Ford’s comments mark a departure from the approach the Ontario premier has taken with the federal Liberals since the COVID-19 pandemic began infecting Canadians and wreaking havoc in Ontario’s long-term care centres.

The once highly vocal opponent of Trudeau and his policies has been working collaboratively with the Liberal government in Ottawa, striking a particularly close working friendship with Deputy Prime Minister Chrystia Freeland. She told the Toronto Star she speaks with Ford often and that they “describe one another as each other’s therapists.”

Ford didn’t target any specific criticisms at Trudeau or the federal government in his remarks Saturday, and did say he would be willing to work in partnership with the federal government on measures to stop illegal gun smuggling.

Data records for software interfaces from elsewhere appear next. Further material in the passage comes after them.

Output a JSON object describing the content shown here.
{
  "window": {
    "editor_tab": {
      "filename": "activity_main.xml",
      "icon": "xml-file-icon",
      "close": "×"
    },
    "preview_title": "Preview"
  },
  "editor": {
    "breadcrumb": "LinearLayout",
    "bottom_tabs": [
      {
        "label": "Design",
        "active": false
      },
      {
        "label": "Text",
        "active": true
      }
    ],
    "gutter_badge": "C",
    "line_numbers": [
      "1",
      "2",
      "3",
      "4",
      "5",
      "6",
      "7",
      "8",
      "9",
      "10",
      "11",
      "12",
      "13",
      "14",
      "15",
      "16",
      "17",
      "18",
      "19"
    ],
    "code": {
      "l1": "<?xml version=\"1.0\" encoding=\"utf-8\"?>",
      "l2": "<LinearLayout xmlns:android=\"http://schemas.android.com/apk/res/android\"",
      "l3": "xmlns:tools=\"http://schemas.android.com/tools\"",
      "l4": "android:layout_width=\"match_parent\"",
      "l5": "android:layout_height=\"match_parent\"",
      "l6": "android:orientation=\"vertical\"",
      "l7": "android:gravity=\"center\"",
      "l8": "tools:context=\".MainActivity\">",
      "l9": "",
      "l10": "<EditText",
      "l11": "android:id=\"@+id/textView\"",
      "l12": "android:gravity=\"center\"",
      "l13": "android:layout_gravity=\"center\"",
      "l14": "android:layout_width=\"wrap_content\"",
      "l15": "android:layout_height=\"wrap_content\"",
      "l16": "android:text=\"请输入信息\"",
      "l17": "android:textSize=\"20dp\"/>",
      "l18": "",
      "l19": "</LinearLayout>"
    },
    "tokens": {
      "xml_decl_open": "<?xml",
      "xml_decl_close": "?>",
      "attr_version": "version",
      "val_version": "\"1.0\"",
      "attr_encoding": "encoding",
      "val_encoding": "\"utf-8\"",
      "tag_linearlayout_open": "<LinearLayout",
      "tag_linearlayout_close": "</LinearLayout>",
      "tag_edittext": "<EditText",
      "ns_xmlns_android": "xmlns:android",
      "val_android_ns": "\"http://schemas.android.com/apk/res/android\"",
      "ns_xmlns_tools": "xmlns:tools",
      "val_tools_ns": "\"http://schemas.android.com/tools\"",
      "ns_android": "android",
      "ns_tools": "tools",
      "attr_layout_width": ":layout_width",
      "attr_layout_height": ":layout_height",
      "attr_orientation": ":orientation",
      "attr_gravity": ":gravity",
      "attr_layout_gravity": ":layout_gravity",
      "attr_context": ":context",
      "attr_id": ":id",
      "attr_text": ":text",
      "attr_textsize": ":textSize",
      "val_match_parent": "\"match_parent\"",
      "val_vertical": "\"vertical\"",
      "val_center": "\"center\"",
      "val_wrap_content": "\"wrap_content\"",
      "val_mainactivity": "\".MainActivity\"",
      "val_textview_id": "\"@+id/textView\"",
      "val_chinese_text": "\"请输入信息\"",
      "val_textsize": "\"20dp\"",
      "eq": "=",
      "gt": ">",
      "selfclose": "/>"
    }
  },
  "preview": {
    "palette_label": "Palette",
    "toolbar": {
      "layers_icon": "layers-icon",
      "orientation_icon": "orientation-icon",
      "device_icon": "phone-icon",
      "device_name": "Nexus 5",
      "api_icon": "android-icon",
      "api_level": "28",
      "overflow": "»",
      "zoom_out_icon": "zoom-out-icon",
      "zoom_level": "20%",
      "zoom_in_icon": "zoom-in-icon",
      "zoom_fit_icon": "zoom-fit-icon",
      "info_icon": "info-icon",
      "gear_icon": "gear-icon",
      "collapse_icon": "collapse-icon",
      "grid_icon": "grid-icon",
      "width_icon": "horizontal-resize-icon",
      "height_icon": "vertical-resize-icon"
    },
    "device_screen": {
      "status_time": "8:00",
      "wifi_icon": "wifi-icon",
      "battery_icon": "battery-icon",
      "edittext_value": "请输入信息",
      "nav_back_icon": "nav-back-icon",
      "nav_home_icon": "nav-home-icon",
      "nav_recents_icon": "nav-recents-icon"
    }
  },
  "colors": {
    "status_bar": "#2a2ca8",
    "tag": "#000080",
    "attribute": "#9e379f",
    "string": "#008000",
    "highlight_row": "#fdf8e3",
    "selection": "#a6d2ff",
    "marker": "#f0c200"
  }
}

However, he did question the federal plan to spend ”hundreds and hundreds of millions of dollars of hardworking taxpayers’ money.”

“For what?” he questioned.

“You think gun violence is going to go down in Toronto? I don’t believe gun violence is going to go down in Toronto based on taking guns off legal gun owners.”

Teresa Wright, The Canadian Press

Like us on Facebook and follow us on Twitter.

Gun ban

Get local stories you won't find anywhere else right to your inbox.
Sign up here

Just Posted

Single-vehicle crash in Ootischenia sends driver to hospital

The crash occurred on Aug. 8 along Aaron Road

Camp Day pours ahead at Tim Hortons despite COVID-19

All coffee and iced coffee sales, and bracelet purchases support sending kids to camp

Interior Health reports two more COVID-19 cases

IH: One person is in hospital. No one is in ICU with COVID-19.

ICBC stats show Castlegar drivers prefer Toyotas and Hondas

In 2019, there were 4543 vehicles registered in Castlegar.

Police seek suspect in rash of Castlegar thefts

There have been a number of thefts over the last two weeks in Castlegar.

B.C. records new COVID-19 death, 85 more cases; Horgan calls on celebrity help

This brings the total number of active confirmed cases to 531 across the province

Teachers to get 2 extra days to prepare for students’ return, now set for Sept. 10

Students will first start with orientation and learn rules of COVID-19 classroom policies

High-volume littering at Cape Scott draws ire from hiking groups

Popular Vancouver Island hiking spot not closing, but frustration about crowding grows

SFU to drop ‘Clan’ varsity team name

The ‘Clan’ name is shortened from ‘Clansmen,’ and was introduced roughly 55 years ago

New Tory leader must build a strong team in Commons and for the campaign: Scheer

Scheer marked his final day in the House of Commons today as leader of the Opposition

B.C. to hire 500 more COVID-19 contact tracers ahead of fall

Contract tracers add an ‘extra layer’ in the fight against the novel coronavirus

Feds commit $305M in additional funds for Indigenous communities during COVID-19

Money can be used to battle food insecurity and support children and mental health

We were a bit tone deaf: Hobo Cannabis renamed Dutch Love after backlash

Hobo Cannabis has various locations in Vancouver, Kelowna and Ottawa

Man accused of killing Red Deer doctor says he does not remember attack

Appearing before a judge, Deng Mabiour, 54, rambled about being sick and needing a doctor

Most Read